ASHLAND — A pre-COVID tradition reigned again Tuesday when two senior citizens became the king and queen of the Ashland County Fair.
Mickie McWilliams, 76, of Brethren Care Village swooned the judges with her answers to questions ranging from her favorite dish to cook to advice she has for the next generation.
Frank Harned, 92 — the oldest of the nine contestants — represented the Inn at Ashland Woods as the fair’s newest king.
The contest came during Ashland County Fair’s Senior Citizens Day, when activities at the fair revolved around honoring the wisest among us.
Amy Noel, senior care program director for the Ashland County Council on Aging, said the fair’s senior queen and king contest has been around for years. But this year was the first contest since 2019.

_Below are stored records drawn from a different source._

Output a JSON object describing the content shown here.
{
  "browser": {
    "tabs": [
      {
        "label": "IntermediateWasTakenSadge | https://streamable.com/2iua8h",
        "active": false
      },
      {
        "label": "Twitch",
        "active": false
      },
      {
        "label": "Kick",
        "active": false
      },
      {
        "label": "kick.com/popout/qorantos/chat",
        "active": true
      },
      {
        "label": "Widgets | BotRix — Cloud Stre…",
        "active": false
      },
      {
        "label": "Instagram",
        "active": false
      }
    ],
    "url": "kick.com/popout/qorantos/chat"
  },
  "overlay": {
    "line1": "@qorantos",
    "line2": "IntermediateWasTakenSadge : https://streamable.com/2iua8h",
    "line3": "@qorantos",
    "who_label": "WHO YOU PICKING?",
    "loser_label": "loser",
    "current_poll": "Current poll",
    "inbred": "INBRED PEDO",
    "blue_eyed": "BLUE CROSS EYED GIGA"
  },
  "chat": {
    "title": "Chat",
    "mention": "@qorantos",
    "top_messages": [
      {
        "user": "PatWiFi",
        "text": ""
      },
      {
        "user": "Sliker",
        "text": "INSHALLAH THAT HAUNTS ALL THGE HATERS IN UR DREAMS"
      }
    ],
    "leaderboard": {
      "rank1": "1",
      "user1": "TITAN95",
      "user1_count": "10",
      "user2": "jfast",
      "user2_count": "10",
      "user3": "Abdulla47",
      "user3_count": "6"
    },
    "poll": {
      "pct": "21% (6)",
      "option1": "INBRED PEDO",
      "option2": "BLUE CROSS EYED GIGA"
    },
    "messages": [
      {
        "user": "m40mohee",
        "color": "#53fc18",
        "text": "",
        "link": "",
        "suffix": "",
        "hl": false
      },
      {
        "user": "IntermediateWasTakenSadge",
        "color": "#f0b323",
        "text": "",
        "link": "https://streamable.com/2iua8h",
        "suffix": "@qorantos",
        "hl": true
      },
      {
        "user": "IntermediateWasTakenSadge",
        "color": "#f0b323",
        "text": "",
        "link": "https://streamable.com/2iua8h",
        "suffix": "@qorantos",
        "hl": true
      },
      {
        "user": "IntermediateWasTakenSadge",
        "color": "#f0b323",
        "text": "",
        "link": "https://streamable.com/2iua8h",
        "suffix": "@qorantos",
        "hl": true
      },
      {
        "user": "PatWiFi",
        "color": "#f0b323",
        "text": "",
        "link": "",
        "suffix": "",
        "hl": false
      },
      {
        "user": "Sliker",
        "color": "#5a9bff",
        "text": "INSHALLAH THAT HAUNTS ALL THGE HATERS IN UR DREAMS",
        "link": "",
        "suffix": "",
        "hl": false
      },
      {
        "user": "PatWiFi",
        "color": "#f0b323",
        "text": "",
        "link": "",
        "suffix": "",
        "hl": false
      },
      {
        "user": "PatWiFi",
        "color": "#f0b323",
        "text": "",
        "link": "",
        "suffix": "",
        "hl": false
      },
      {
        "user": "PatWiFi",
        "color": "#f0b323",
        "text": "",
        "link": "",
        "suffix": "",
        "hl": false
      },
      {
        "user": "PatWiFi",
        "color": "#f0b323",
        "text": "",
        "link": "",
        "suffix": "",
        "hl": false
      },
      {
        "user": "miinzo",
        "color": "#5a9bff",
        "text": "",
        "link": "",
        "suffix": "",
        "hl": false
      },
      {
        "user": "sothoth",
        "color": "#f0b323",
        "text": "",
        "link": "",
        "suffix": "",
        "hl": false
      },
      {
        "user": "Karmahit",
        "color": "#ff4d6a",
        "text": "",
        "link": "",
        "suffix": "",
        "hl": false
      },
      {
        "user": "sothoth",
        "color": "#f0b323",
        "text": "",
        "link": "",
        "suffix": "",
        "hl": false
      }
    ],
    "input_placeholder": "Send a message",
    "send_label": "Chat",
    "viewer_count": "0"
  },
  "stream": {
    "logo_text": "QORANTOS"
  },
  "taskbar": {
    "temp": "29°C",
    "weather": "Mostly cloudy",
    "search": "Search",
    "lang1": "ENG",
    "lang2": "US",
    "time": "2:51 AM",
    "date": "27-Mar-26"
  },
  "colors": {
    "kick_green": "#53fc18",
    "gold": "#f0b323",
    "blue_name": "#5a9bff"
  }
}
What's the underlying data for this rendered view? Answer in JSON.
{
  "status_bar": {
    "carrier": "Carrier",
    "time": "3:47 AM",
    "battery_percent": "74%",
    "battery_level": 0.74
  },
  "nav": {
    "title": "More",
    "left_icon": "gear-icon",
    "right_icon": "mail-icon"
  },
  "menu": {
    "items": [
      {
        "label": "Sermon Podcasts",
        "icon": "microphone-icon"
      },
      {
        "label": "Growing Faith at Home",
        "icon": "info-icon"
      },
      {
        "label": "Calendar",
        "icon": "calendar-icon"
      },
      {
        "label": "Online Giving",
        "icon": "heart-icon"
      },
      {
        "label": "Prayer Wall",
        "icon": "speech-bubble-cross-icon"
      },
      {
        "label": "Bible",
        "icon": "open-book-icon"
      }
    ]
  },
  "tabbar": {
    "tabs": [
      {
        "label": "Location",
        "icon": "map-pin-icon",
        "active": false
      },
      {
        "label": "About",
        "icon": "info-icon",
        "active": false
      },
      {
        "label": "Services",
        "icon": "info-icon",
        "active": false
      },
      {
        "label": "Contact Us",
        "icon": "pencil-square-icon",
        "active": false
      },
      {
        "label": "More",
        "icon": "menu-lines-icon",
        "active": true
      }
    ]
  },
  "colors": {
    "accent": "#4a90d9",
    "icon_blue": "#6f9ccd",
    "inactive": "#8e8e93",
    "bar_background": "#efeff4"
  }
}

“We paused it through the pandemic because of the dangers of spreading COVID with our older folks,” Noel said.
There were nine contestants this year from five care facilities. To qualify, contestants had to be at least 62 and not have been royalty for the last two or three years. They were judged on their personality, responsive to questions, self presentation and originality, and appearance.
Ashland County Juvenile and Probate Judge Karen DeSanto Kellogg, Ashland County Common Pleas Judge David Stimpert and Ashland Municipal Judge John Good served as this year’s pageant judges.
Ashland Mayor Matt Miller and his wife, State Rep. Melanie Miller, served as emcees. They each took turns questioning the contestants.
Before diving into the questions, Melanie Miller — a pageant veteran — offered some advice to some of the nervous contestants.
“Just be yourselves,” she said.
Karen Shaw took Melanie Miller’s advice.
Shaw, a resident of Kingston of Ashland, finished as runner-up. She’s been married for 60 years to James Shaw, whom she lives with at Kingston. He also joined her on stage as a contestant.
When asked to share advice on how to make a marriage last for six decades, she offered a candid response.
“Well, shut your mouth and smile a lot. So you should be just fine — you have a nice smile,” she said, addressing the belly-laughing Ashland mayor.
“If there was any advice you could give to the younger generation, what would it be?” Melanie Miller asked.
David Jacobs’ answer drew some laughter. A veteran, Jacobs used to serve as a paratrooper.
“Not really,” he said. “I’m not really good at giving advice.”
Frank Harned, the eventual king, said “vote.”
“Always vote. But use your head. They’re always going to want to make you believe something crazy. So yeah, use your head. That and love. Love your family and your wife,” he said.
Betty Krajcik’s advice was to be kind, a mantra she lives by even after experiencing tragedy.
She married twice. Her first husband died while in church, two days after seeing a doctor and one day before a follow-up. Her second husband, a vegetable farmer, died of Agent Orange — a tactical herbicide used during the Vietnam War.
“But I always say I was lucky to have two good husbands. A lot of people never get one,” Krajcik said.
McWilliams, after being crowned queen, said she never thought she’d be royalty.
“I’m very happy right now,” she said, teary-eyed.
The Life section is supported by Brethren Care Village in Ashland.